Inspiration Trust has reopened three of its primary schools to more pupils but with many returning only on a “part-time” basis.
MORE: Teachers and parents hold protest against school reopeningsHowever the West Norfolk Academies Trust told parents it’s schools will not reopen to more pupils on June 1.
Instead year six children will return on June 8, followed by year one on June 9 and nursery and reception children starting on June 10.
And the Eastern Multi-Academy Trust, which has 13 primary schools across West Norfolk and Thetford, has said its schools will not reopen to priority years until June 8 at the earliest.
Ms Snudden said: “What schools are trying to do is keep children into small groups, a bit like creating another family bubble, because we know that, particularly with young children, you cannot have them two metres apart all day long.
“So children will work in small groups, they will stay in those groups every single day, work in those groups with the same adult.
“Schools have found creative ways around it. Of course, all our schools are different shapes and sizes, so they all have slightly different challenges.”
MORE: ‘Keep children at home’ - Norwich MP backs calls for schools to stay closedThe reopening comes after teaching unions have spoken out about safety concerns. Norwich South MP Clive Lewis backed local union calls for schools to stay closed and urged parents to keep their children home until there is “credible evidence” that opening schools again is safe for pupils, staff and local communities.
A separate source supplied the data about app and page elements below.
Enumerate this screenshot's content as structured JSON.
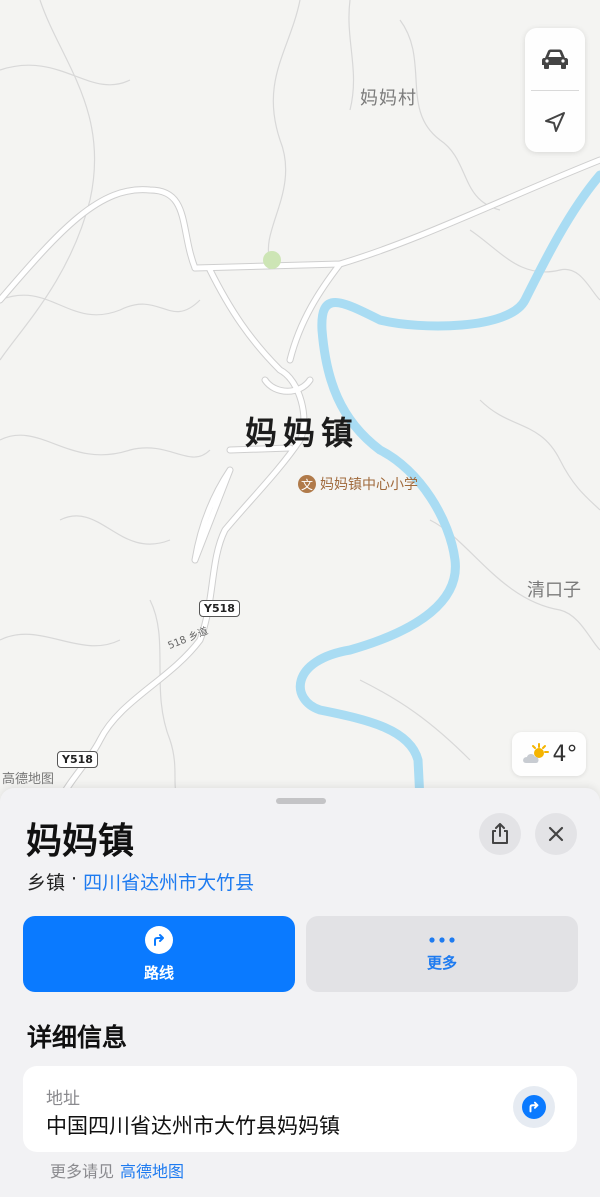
{
  "map": {
    "village_label": "妈妈村",
    "town_label": "妈妈镇",
    "poi": {
      "label": "妈妈镇中心小学",
      "icon": "school-icon",
      "icon_glyph": "文"
    },
    "east_label": "清口子",
    "road_sign_1": "Y518",
    "road_sign_2": "Y518",
    "road_name": "518 乡道",
    "watermark": "高德地图",
    "controls": {
      "drive_icon": "car-icon",
      "locate_icon": "location-arrow-icon"
    },
    "weather": {
      "icon": "partly-cloudy-icon",
      "temperature": "4°"
    },
    "colors": {
      "river": "#a9dcf3",
      "road": "#ffffff",
      "land": "#f4f4f2"
    }
  },
  "sheet": {
    "title": "妈妈镇",
    "category": "乡镇",
    "separator": "·",
    "region": "四川省达州市大竹县",
    "share_icon": "share-icon",
    "close_icon": "close-icon",
    "actions": {
      "route_label": "路线",
      "route_icon": "turn-right-arrow-icon",
      "more_label": "更多",
      "more_icon": "ellipsis-icon"
    },
    "section_title": "详细信息",
    "address_label": "地址",
    "address_value": "中国四川省达州市大竹县妈妈镇",
    "footer_prefix": "更多请见",
    "footer_link": "高德地图",
    "colors": {
      "accent": "#0a7aff",
      "link": "#1e7bf0"
    }
  }
}
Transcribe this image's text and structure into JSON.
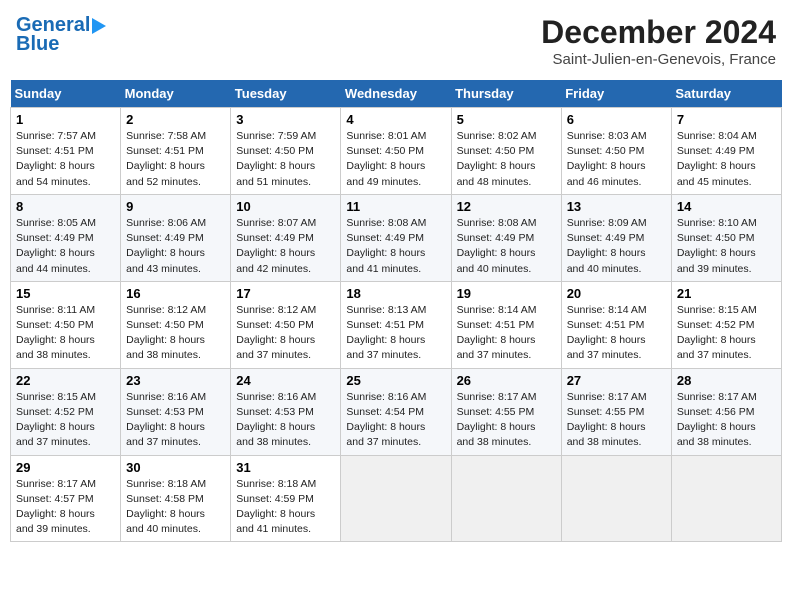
{
  "header": {
    "logo_line1": "General",
    "logo_line2": "Blue",
    "month_title": "December 2024",
    "location": "Saint-Julien-en-Genevois, France"
  },
  "weekdays": [
    "Sunday",
    "Monday",
    "Tuesday",
    "Wednesday",
    "Thursday",
    "Friday",
    "Saturday"
  ],
  "weeks": [
    [
      {
        "day": "1",
        "info": "Sunrise: 7:57 AM\nSunset: 4:51 PM\nDaylight: 8 hours and 54 minutes."
      },
      {
        "day": "2",
        "info": "Sunrise: 7:58 AM\nSunset: 4:51 PM\nDaylight: 8 hours and 52 minutes."
      },
      {
        "day": "3",
        "info": "Sunrise: 7:59 AM\nSunset: 4:50 PM\nDaylight: 8 hours and 51 minutes."
      },
      {
        "day": "4",
        "info": "Sunrise: 8:01 AM\nSunset: 4:50 PM\nDaylight: 8 hours and 49 minutes."
      },
      {
        "day": "5",
        "info": "Sunrise: 8:02 AM\nSunset: 4:50 PM\nDaylight: 8 hours and 48 minutes."
      },
      {
        "day": "6",
        "info": "Sunrise: 8:03 AM\nSunset: 4:50 PM\nDaylight: 8 hours and 46 minutes."
      },
      {
        "day": "7",
        "info": "Sunrise: 8:04 AM\nSunset: 4:49 PM\nDaylight: 8 hours and 45 minutes."
      }
    ],
    [
      {
        "day": "8",
        "info": "Sunrise: 8:05 AM\nSunset: 4:49 PM\nDaylight: 8 hours and 44 minutes."
      },
      {
        "day": "9",
        "info": "Sunrise: 8:06 AM\nSunset: 4:49 PM\nDaylight: 8 hours and 43 minutes."
      },
      {
        "day": "10",
        "info": "Sunrise: 8:07 AM\nSunset: 4:49 PM\nDaylight: 8 hours and 42 minutes."
      },
      {
        "day": "11",
        "info": "Sunrise: 8:08 AM\nSunset: 4:49 PM\nDaylight: 8 hours and 41 minutes."
      },
      {
        "day": "12",
        "info": "Sunrise: 8:08 AM\nSunset: 4:49 PM\nDaylight: 8 hours and 40 minutes."
      },
      {
        "day": "13",
        "info": "Sunrise: 8:09 AM\nSunset: 4:49 PM\nDaylight: 8 hours and 40 minutes."
      },
      {
        "day": "14",
        "info": "Sunrise: 8:10 AM\nSunset: 4:50 PM\nDaylight: 8 hours and 39 minutes."
      }
    ],
    [
      {
        "day": "15",
        "info": "Sunrise: 8:11 AM\nSunset: 4:50 PM\nDaylight: 8 hours and 38 minutes."
      },
      {
        "day": "16",
        "info": "Sunrise: 8:12 AM\nSunset: 4:50 PM\nDaylight: 8 hours and 38 minutes."
      },
      {
        "day": "17",
        "info": "Sunrise: 8:12 AM\nSunset: 4:50 PM\nDaylight: 8 hours and 37 minutes."
      },
      {
        "day": "18",
        "info": "Sunrise: 8:13 AM\nSunset: 4:51 PM\nDaylight: 8 hours and 37 minutes."
      },
      {
        "day": "19",
        "info": "Sunrise: 8:14 AM\nSunset: 4:51 PM\nDaylight: 8 hours and 37 minutes."
      },
      {
        "day": "20",
        "info": "Sunrise: 8:14 AM\nSunset: 4:51 PM\nDaylight: 8 hours and 37 minutes."
      },
      {
        "day": "21",
        "info": "Sunrise: 8:15 AM\nSunset: 4:52 PM\nDaylight: 8 hours and 37 minutes."
      }
    ],
    [
      {
        "day": "22",
        "info": "Sunrise: 8:15 AM\nSunset: 4:52 PM\nDaylight: 8 hours and 37 minutes."
      },
      {
        "day": "23",
        "info": "Sunrise: 8:16 AM\nSunset: 4:53 PM\nDaylight: 8 hours and 37 minutes."
      },
      {
        "day": "24",
        "info": "Sunrise: 8:16 AM\nSunset: 4:53 PM\nDaylight: 8 hours and 38 minutes."
      },
      {
        "day": "25",
        "info": "Sunrise: 8:16 AM\nSunset: 4:54 PM\nDaylight: 8 hours and 37 minutes."
      },
      {
        "day": "26",
        "info": "Sunrise: 8:17 AM\nSunset: 4:55 PM\nDaylight: 8 hours and 38 minutes."
      },
      {
        "day": "27",
        "info": "Sunrise: 8:17 AM\nSunset: 4:55 PM\nDaylight: 8 hours and 38 minutes."
      },
      {
        "day": "28",
        "info": "Sunrise: 8:17 AM\nSunset: 4:56 PM\nDaylight: 8 hours and 38 minutes."
      }
    ],
    [
      {
        "day": "29",
        "info": "Sunrise: 8:17 AM\nSunset: 4:57 PM\nDaylight: 8 hours and 39 minutes."
      },
      {
        "day": "30",
        "info": "Sunrise: 8:18 AM\nSunset: 4:58 PM\nDaylight: 8 hours and 40 minutes."
      },
      {
        "day": "31",
        "info": "Sunrise: 8:18 AM\nSunset: 4:59 PM\nDaylight: 8 hours and 41 minutes."
      },
      {
        "day": "",
        "info": ""
      },
      {
        "day": "",
        "info": ""
      },
      {
        "day": "",
        "info": ""
      },
      {
        "day": "",
        "info": ""
      }
    ]
  ]
}
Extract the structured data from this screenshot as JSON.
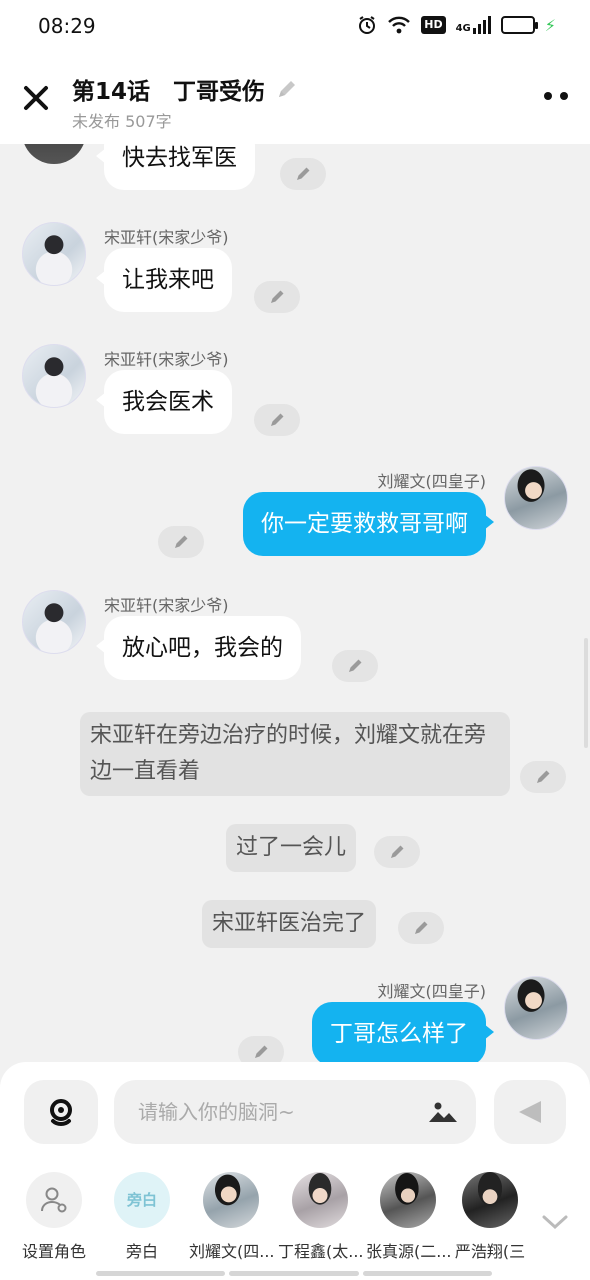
{
  "status_bar": {
    "time": "08:29",
    "network": "4G",
    "hd": "HD",
    "battery_level": 0.9,
    "battery_color": "#35c759"
  },
  "header": {
    "title": "第14话　丁哥受伤",
    "subtitle": "未发布 507字",
    "close_icon": "close-icon",
    "more_icon": "more-icon"
  },
  "messages": [
    {
      "type": "left",
      "sender": "",
      "text": "快去找军医"
    },
    {
      "type": "left",
      "sender": "宋亚轩(宋家少爷)",
      "text": "让我来吧"
    },
    {
      "type": "left",
      "sender": "宋亚轩(宋家少爷)",
      "text": "我会医术"
    },
    {
      "type": "right",
      "sender": "刘耀文(四皇子)",
      "text": "你一定要救救哥哥啊"
    },
    {
      "type": "left",
      "sender": "宋亚轩(宋家少爷)",
      "text": "放心吧，我会的"
    },
    {
      "type": "narration",
      "text": "宋亚轩在旁边治疗的时候，刘耀文就在旁边一直看着"
    },
    {
      "type": "narration",
      "text": "过了一会儿"
    },
    {
      "type": "narration",
      "text": "宋亚轩医治完了"
    },
    {
      "type": "right",
      "sender": "刘耀文(四皇子)",
      "text": "丁哥怎么样了"
    }
  ],
  "input": {
    "placeholder": "请输入你的脑洞~",
    "value": ""
  },
  "roles": [
    {
      "label": "设置角色",
      "kind": "setting"
    },
    {
      "label": "旁白",
      "kind": "narration",
      "avatar_text": "旁白"
    },
    {
      "label": "刘耀文(四...",
      "kind": "character"
    },
    {
      "label": "丁程鑫(太...",
      "kind": "character"
    },
    {
      "label": "张真源(二...",
      "kind": "character"
    },
    {
      "label": "严浩翔(三",
      "kind": "character"
    }
  ],
  "colors": {
    "accent_bubble": "#14b3f0",
    "background": "#f1f1f1",
    "narration_bg": "#e2e2e2"
  }
}
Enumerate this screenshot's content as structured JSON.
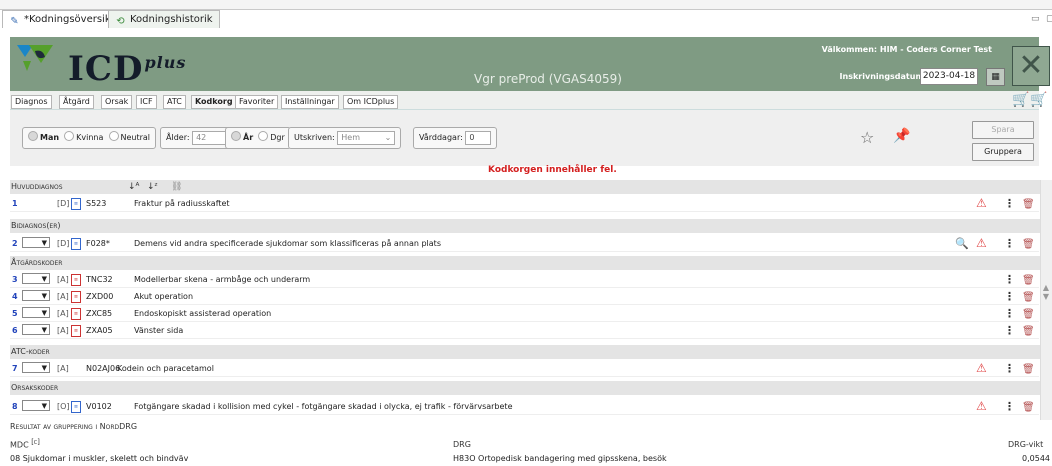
{
  "tabs": [
    {
      "label": "*Kodningsöversikt",
      "icon": "edit-icon"
    },
    {
      "label": "Kodningshistorik",
      "icon": "history-icon"
    }
  ],
  "header": {
    "brand_main": "ICD",
    "brand_sup": "plus",
    "environment": "Vgr preProd (VGAS4059)",
    "welcome": "Välkommen: HIM - Coders Corner Test",
    "admission_label": "Inskrivningsdatum:",
    "admission_date": "2023-04-18",
    "colors": {
      "header_bg": "#7f9b83",
      "logo_green": "#55a02b",
      "logo_blue": "#1a86c8",
      "logo_dark": "#1f2a3a"
    }
  },
  "nav": {
    "items": [
      "Diagnos",
      "Åtgärd",
      "Orsak",
      "ICF",
      "ATC",
      "Kodkorg",
      "Favoriter",
      "Inställningar",
      "Om ICDplus"
    ],
    "active": "Kodkorg"
  },
  "patient": {
    "sex_options": [
      "Man",
      "Kvinna",
      "Neutral"
    ],
    "sex_selected": "Man",
    "age_label": "Ålder:",
    "age_value": "42",
    "age_unit_options": [
      "År",
      "Dgr"
    ],
    "age_unit_selected": "År",
    "discharged_label": "Utskriven:",
    "discharged_value": "Hem",
    "care_days_label": "Vårddagar:",
    "care_days_value": "0"
  },
  "actions": {
    "save": "Spara",
    "group": "Gruppera"
  },
  "error_message": "Kodkorgen innehåller fel.",
  "sections": {
    "main": "Huvuddiagnos",
    "secondary": "Bidiagnos(er)",
    "procedures": "Åtgärdskoder",
    "atc": "ATC-koder",
    "causes": "Orsakskoder"
  },
  "rows": {
    "main": [
      {
        "n": "1",
        "kind": "[D]",
        "code": "S523",
        "text": "Fraktur på radiusskaftet",
        "warning": true
      }
    ],
    "secondary": [
      {
        "n": "2",
        "kind": "[D]",
        "code": "F028*",
        "text": "Demens vid andra specificerade sjukdomar som klassificeras på annan plats",
        "warning": true
      }
    ],
    "procedures": [
      {
        "n": "3",
        "kind": "[A]",
        "code": "TNC32",
        "text": "Modellerbar skena - armbåge och underarm"
      },
      {
        "n": "4",
        "kind": "[A]",
        "code": "ZXD00",
        "text": "Akut operation"
      },
      {
        "n": "5",
        "kind": "[A]",
        "code": "ZXC85",
        "text": "Endoskopiskt assisterad operation"
      },
      {
        "n": "6",
        "kind": "[A]",
        "code": "ZXA05",
        "text": "Vänster sida"
      }
    ],
    "atc": [
      {
        "n": "7",
        "kind": "[A]",
        "code": "N02AJ06",
        "text": "Kodein och paracetamol",
        "warning": true
      }
    ],
    "causes": [
      {
        "n": "8",
        "kind": "[O]",
        "code": "V0102",
        "text": "Fotgängare skadad i kollision med cykel - fotgängare skadad i olycka, ej trafik - förvärvsarbete",
        "warning": true
      }
    ]
  },
  "result": {
    "title": "Resultat av gruppering i NordDRG",
    "col_mdc": "MDC",
    "col_mdc_sup": "[c]",
    "col_drg": "DRG",
    "col_weight": "DRG-vikt",
    "mdc": "08 Sjukdomar i muskler, skelett och bindväv",
    "drg": "H83O Ortopedisk bandagering med gipsskena, besök",
    "weight": "0,0544"
  }
}
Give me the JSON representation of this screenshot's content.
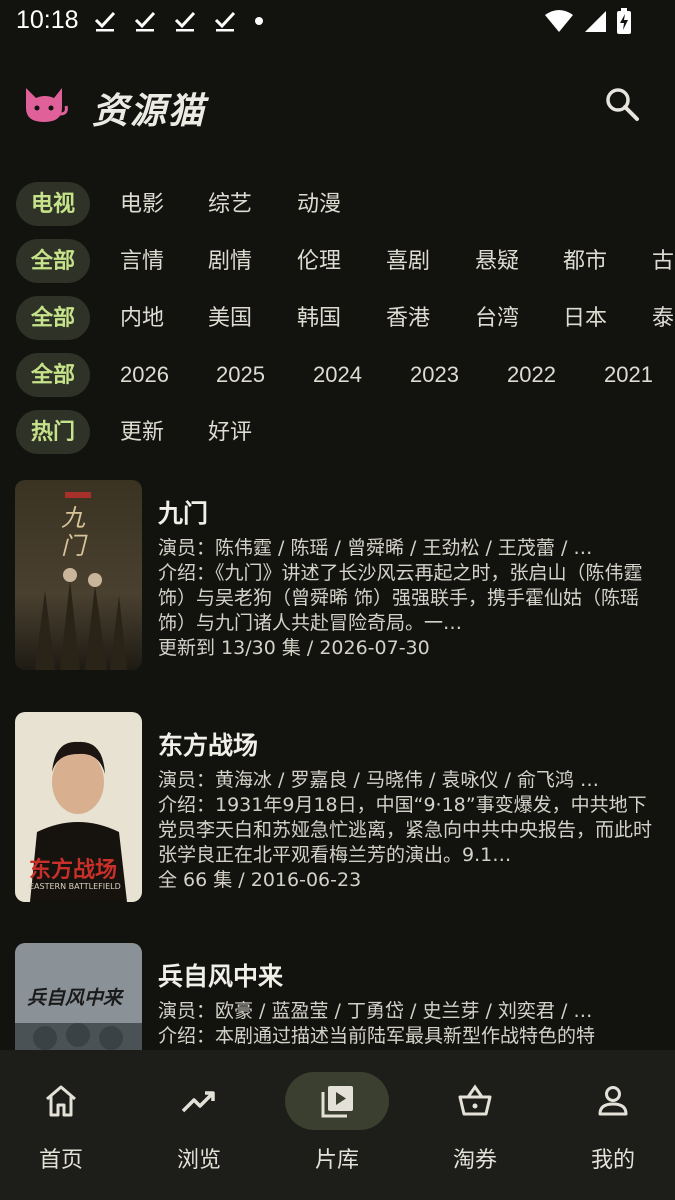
{
  "status_bar": {
    "time": "10:18"
  },
  "app": {
    "title": "资源猫"
  },
  "filters": {
    "type": [
      "电视",
      "电影",
      "综艺",
      "动漫"
    ],
    "genre": [
      "全部",
      "言情",
      "剧情",
      "伦理",
      "喜剧",
      "悬疑",
      "都市",
      "古"
    ],
    "region": [
      "全部",
      "内地",
      "美国",
      "韩国",
      "香港",
      "台湾",
      "日本",
      "泰"
    ],
    "year": [
      "全部",
      "2026",
      "2025",
      "2024",
      "2023",
      "2022",
      "2021"
    ],
    "sort": [
      "热门",
      "更新",
      "好评"
    ]
  },
  "items": [
    {
      "title": "九门",
      "cast": "演员：陈伟霆 / 陈瑶 / 曾舜晞 / 王劲松 / 王茂蕾 / …",
      "intro": "介绍：《九门》讲述了长沙风云再起之时，张启山（陈伟霆 饰）与吴老狗（曾舜晞 饰）强强联手，携手霍仙姑（陈瑶 饰）与九门诸人共赴冒险奇局。一…",
      "update": "更新到 13/30 集 / 2026-07-30",
      "poster_text": "九门"
    },
    {
      "title": "东方战场",
      "cast": "演员：黄海冰 / 罗嘉良 / 马晓伟 / 袁咏仪 / 俞飞鸿 …",
      "intro": "介绍：1931年9月18日，中国“9·18”事变爆发，中共地下党员李天白和苏娅急忙逃离，紧急向中共中央报告，而此时张学良正在北平观看梅兰芳的演出。9.1…",
      "update": "全 66 集 / 2016-06-23",
      "poster_text": "东方战场",
      "poster_subtext": "EASTERN BATTLEFIELD"
    },
    {
      "title": "兵自风中来",
      "cast": "演员：欧豪 / 蓝盈莹 / 丁勇岱 / 史兰芽 / 刘奕君 / …",
      "intro": "介绍：本剧通过描述当前陆军最具新型作战特色的特",
      "update": "",
      "poster_text": "兵自风中来"
    }
  ],
  "nav": [
    {
      "label": "首页",
      "icon": "home-icon"
    },
    {
      "label": "浏览",
      "icon": "trending-icon"
    },
    {
      "label": "片库",
      "icon": "library-icon",
      "active": true
    },
    {
      "label": "淘券",
      "icon": "basket-icon"
    },
    {
      "label": "我的",
      "icon": "person-icon"
    }
  ]
}
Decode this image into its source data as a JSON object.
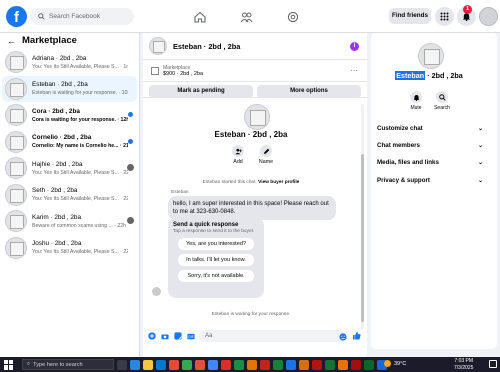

Geoff Barton, a former Bury St Edmunds headteacher and general secretary of the Association of School and College Leaders, said parents will “make the right decision when they feel reassured”.
He added: “We have a weekend of eminent scientists warning it might be slightly too early and inevitably that is going to unnerve both people who work in schools but also parents.”
Asked what her message was to parents who had chosen not to send their children back, Ms Snudden said: “I understand that and I think we are all grateful that it’s parental choice at this stage. But listen to your headteacher and your school.
“If you need reassurance that they have put in arrangements that are right for the children, then all I can say is talk to them because it will look slightly different in every school.”